Al Jazeera: Does the acknowledgement you've received outside Pakistan help or hinder your work at home?
TA: It gets difficult because when I received the International Courage of Women award, I started getting a lot of threats and even now I'm here to receive an award I know that before I reach my country or my region there will be threats ready for me.
They start believing that I am getting a lot of funding or that I am an agent.
But we have so little support from anyone. I am still trying to find someone to help write proposals for us. We can't even get that. Access to justice is also essential to our work. And we are still battling for that.
So the outside recognition hasn't changed much for us materially. But people in Pakistan think that I am confident because of the outside support.
Al Jazeera: You are from Mingora, which is also Malala Yousafzai's home town. Has access to education for girls improved since the Taliban attacked her in 2012?
TA: It's not as if there was no education for girls in our region. It was always there. The generation before me, like my parents and my grandparents, were all educated. They were actually very well educated. And one can only be educated if education is available and if there is a presence.
But, of course, if a war starts, nobody would want their children going to school and if I know there are bullets here and there and everywhere I would not tell my child to go study.
Of course, things have changed, the situation has changed and the entire education system will improve.
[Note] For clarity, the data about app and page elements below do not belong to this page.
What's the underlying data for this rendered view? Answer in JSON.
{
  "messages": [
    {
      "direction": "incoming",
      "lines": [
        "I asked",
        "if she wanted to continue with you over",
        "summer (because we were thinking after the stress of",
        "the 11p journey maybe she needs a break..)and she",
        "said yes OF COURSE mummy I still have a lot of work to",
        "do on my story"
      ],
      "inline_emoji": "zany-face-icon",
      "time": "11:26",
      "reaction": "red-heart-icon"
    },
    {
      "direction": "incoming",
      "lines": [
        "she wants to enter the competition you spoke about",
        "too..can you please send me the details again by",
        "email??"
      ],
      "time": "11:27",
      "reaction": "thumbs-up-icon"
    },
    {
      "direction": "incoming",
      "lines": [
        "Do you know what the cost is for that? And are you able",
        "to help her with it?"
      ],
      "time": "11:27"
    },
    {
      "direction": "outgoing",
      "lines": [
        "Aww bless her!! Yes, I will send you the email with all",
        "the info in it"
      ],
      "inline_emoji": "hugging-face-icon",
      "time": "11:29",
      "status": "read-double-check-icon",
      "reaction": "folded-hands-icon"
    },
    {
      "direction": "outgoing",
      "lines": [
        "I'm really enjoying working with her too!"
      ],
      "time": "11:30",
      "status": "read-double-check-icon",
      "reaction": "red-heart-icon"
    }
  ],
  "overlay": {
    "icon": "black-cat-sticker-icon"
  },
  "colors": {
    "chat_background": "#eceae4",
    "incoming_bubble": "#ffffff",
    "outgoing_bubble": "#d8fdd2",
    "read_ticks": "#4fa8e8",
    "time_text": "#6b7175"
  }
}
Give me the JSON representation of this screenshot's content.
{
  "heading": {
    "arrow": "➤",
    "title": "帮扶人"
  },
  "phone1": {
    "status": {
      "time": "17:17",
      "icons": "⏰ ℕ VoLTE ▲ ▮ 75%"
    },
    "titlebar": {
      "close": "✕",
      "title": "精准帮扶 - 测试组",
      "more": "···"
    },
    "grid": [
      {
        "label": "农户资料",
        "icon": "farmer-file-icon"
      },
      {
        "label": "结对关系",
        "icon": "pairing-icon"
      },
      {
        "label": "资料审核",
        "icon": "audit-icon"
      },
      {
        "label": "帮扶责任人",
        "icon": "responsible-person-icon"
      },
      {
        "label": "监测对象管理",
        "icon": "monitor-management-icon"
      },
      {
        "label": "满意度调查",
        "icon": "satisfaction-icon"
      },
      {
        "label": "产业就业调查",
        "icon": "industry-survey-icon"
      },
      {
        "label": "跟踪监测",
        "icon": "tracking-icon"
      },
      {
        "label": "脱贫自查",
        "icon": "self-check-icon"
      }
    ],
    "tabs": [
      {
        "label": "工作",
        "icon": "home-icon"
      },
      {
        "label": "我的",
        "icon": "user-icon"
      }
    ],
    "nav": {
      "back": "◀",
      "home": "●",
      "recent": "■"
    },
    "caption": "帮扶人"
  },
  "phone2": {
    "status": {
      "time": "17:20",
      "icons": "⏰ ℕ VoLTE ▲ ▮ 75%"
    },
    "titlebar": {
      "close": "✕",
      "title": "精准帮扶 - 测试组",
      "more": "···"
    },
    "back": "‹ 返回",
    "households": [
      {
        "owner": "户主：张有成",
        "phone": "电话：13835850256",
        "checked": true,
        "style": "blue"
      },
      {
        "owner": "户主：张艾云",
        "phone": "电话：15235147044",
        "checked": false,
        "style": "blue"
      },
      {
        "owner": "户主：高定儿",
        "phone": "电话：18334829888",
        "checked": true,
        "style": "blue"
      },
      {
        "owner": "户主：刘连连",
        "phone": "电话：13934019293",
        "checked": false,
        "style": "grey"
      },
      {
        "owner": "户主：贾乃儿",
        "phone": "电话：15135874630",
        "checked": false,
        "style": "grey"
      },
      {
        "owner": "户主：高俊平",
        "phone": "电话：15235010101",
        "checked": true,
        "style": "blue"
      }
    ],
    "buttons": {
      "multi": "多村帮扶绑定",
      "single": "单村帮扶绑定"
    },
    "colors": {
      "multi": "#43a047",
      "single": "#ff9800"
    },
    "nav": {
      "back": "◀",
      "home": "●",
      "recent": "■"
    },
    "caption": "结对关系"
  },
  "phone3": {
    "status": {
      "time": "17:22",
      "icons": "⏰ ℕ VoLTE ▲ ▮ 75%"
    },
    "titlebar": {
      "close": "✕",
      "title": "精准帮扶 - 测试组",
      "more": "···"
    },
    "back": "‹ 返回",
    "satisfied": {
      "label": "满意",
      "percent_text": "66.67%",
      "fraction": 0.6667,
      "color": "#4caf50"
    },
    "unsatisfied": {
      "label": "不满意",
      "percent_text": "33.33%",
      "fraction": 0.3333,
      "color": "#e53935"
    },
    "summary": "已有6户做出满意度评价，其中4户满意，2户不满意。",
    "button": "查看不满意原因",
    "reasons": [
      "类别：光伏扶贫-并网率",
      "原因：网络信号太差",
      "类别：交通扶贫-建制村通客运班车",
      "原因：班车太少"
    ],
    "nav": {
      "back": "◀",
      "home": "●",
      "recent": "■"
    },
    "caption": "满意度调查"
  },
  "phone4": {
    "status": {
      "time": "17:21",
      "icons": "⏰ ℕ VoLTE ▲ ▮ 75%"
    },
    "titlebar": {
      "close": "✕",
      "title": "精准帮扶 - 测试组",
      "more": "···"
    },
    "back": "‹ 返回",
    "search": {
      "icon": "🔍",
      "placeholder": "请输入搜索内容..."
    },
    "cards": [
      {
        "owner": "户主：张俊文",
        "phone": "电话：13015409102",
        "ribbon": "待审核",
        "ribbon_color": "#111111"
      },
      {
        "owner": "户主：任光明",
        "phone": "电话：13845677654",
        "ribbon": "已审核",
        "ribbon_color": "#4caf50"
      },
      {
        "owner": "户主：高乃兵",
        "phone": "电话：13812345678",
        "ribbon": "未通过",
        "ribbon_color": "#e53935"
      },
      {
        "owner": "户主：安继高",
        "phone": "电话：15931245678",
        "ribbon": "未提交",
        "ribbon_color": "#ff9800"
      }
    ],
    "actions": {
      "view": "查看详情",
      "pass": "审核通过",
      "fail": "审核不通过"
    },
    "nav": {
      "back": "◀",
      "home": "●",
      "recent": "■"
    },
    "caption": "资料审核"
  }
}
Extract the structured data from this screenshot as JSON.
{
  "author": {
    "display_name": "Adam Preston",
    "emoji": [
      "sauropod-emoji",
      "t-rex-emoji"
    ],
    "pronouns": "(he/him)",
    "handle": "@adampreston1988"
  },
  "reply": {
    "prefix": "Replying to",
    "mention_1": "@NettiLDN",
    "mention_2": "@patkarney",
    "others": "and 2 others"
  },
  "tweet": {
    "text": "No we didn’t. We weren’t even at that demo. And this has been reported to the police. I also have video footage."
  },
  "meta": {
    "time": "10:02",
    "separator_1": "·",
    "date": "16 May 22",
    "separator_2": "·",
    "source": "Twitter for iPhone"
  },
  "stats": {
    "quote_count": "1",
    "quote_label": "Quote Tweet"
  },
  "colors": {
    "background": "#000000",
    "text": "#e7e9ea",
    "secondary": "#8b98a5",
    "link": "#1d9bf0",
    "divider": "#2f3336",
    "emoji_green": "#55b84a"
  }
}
It's a very global thing. If things are changing around you, in the country, then the circumstances in your region will change also. I don't think I can give credit to any particular person for those changes.
Al Jazeera: How do you navigate the difficulties of life in the Swat Valley, while also working to raise the living standards of women?
TA: I think the first and primary thing that we are trying to address is the awareness within our community.
It's very important for the people who are living here to be aware, to have a good education. Being educated is empowering.
It allows people to know when religion is being wrongly used. It also allows people to know their rights. Most people don't know their rights.
It's not possible to suddenly change a place, and it will come gradually. But for that to happen, it's very important for women to know their rights and about the things they can fight for.
This interview has been condensed and edited for clarity.
Source: Al Jazeera